WOW! That was an awesome post but also proves what I said in my last one: BEE KEEPING IS HARD!!!

BTW…I’ve seen photos of hive beetles and I’ve most definitely seen some in my hive last year. I am planning to get those little trays that hang between frames filled with veggie oil to catch them (if you think thats a good idea). HOWEVER…when I opened my hive the other day I saw a different kind of beetle. They looked like a brown roach- so much that I think that is likely what they were. However, I only saw like 3-4 of them in the whole hive.

I didn’t treat for Mites last year so you may well be right. I somewhat understand them and how to look for them and treat them thanks to some great literature that @Chikn sent me last year and which I really need to re-read.

I was just about to order one or two new bee packages, but if there is much chance that those I saw flying in and out and around that day are likely to move back in, I’d sure like to save my $150 (w/postage). Heck…that is 6 FRUIT TREES!!! ha. I also have a better chance than most people of catching a swarm on someone elses property, because almost every year someone calls our Fire Dept to report a “Huge ball of bees” and they know to call me immediately if it happens this year so I can try to capture and move them into one of my 2 hives.

Anyway, thank-you so much for taking so much time to provide me so much detailed help. I really need it. It seems like the more time I spend reading about bees online, the more I realize how little I know and the more lost I become. This thread has been a Godsend thanks to you, @Auburn , @Chikn , @Derby42 and a few others. Thanks again…A LOT!!! I feel like I’ve finally got a fair grip on most things fruit tree related, but I’m just completely lost on bees.


The winter was mild so there will most definitely be swarms and lots of them.
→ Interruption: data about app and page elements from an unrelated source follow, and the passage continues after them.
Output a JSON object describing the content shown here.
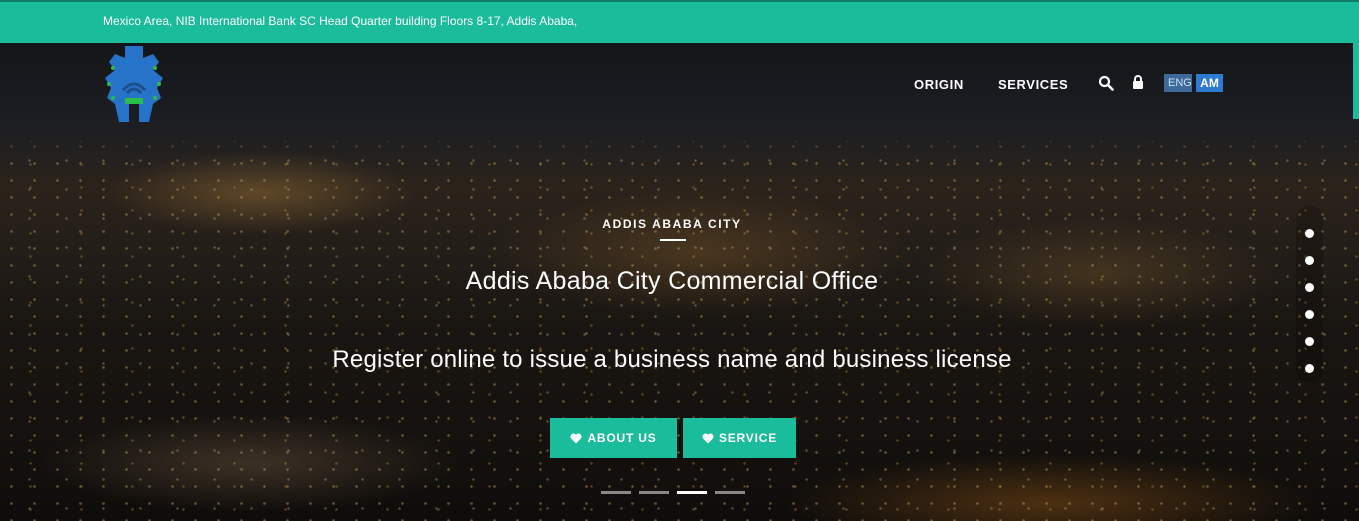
{
  "topbar": {
    "address": "Mexico Area, NIB International Bank SC Head Quarter building Floors 8-17, Addis Ababa,",
    "background_color": "#1abc9c"
  },
  "header": {
    "logo_icon": "city-gate-logo",
    "nav": [
      {
        "label": "ORIGIN"
      },
      {
        "label": "SERVICES"
      }
    ],
    "search_icon": "search-icon",
    "lock_icon": "lock-icon",
    "languages": [
      {
        "label": "ENG",
        "active": false
      },
      {
        "label": "AM",
        "active": true
      }
    ]
  },
  "hero": {
    "eyebrow": "ADDIS ABABA CITY",
    "title": "Addis Ababa City Commercial Office",
    "subtitle": "Register online to issue a business name and business license",
    "buttons": [
      {
        "label": "ABOUT US",
        "icon": "heart-icon"
      },
      {
        "label": "SERVICE",
        "icon": "heart-icon"
      }
    ],
    "accent_color": "#1abc9c"
  },
  "slider": {
    "section_dots": 6,
    "slide_count": 4,
    "active_slide": 3
  }
}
I would spend my $150 on more hives or scion wood. Swarms are a mixed bag some are wonderful and others are not. I caught a ton of them last year.


NuttingBumpus–I have a concern about a 4’ hive. If your wintering cluster moves to one end then it gets too cold for them to move to the other end they end up starving when there is actually plenty of honey. I have had it happen in regular hives. I am about 50 miles from you and I wouldn’t use the top bar hive. But if you do try it I hope it works for you. I think they would be great for warmer areas.
I presently have a hive with two deep supers and I hope they are still alive, I did put some rigid insulation around the hive to help keep them warmer.
I got them last spring just for pollination, but I ended up with about 4 gal. of honey too.
It’s been quite a few years since I kept bees.